Directions -> Work out how many lines in the material beneath contain "dati". Give only that number.

Provided information ->
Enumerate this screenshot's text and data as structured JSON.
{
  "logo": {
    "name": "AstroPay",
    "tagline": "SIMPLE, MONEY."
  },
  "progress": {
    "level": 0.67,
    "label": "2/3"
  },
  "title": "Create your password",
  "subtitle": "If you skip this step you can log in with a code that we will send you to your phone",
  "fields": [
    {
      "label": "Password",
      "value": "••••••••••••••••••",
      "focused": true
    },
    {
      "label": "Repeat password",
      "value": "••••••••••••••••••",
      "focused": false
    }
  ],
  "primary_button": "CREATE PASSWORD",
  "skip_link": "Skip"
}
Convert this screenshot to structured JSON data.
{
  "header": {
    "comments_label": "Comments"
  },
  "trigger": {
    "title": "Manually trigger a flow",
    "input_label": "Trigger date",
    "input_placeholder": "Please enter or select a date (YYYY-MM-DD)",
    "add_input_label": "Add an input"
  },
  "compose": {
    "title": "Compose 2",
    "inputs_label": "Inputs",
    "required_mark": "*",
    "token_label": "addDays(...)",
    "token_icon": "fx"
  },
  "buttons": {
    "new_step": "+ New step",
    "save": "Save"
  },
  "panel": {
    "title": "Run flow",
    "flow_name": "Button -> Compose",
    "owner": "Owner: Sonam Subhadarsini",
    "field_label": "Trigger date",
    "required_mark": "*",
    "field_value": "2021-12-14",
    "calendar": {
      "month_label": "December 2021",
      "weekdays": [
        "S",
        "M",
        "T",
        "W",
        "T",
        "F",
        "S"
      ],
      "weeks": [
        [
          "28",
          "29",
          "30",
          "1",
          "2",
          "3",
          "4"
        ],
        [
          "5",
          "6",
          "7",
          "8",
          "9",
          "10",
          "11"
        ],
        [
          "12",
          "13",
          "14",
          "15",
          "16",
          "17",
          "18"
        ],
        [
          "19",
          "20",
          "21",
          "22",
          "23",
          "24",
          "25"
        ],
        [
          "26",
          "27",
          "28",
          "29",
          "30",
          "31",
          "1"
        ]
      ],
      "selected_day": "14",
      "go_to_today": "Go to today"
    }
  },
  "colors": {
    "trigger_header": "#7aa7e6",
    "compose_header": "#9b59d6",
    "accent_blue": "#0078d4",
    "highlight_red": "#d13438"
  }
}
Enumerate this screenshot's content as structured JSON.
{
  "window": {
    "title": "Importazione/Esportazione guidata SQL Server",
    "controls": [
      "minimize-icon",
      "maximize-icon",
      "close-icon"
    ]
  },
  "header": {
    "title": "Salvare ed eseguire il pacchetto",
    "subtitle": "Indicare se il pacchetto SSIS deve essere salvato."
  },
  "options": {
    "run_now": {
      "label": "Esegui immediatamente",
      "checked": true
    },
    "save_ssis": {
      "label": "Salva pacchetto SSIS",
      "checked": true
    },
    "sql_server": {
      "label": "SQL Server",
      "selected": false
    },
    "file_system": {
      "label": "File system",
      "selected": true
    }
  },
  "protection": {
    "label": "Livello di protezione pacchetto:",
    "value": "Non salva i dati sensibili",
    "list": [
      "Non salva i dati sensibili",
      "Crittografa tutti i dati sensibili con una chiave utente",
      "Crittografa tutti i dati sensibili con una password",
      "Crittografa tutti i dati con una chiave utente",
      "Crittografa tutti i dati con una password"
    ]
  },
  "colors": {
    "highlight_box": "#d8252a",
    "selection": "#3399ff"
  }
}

Finished exercise -> 6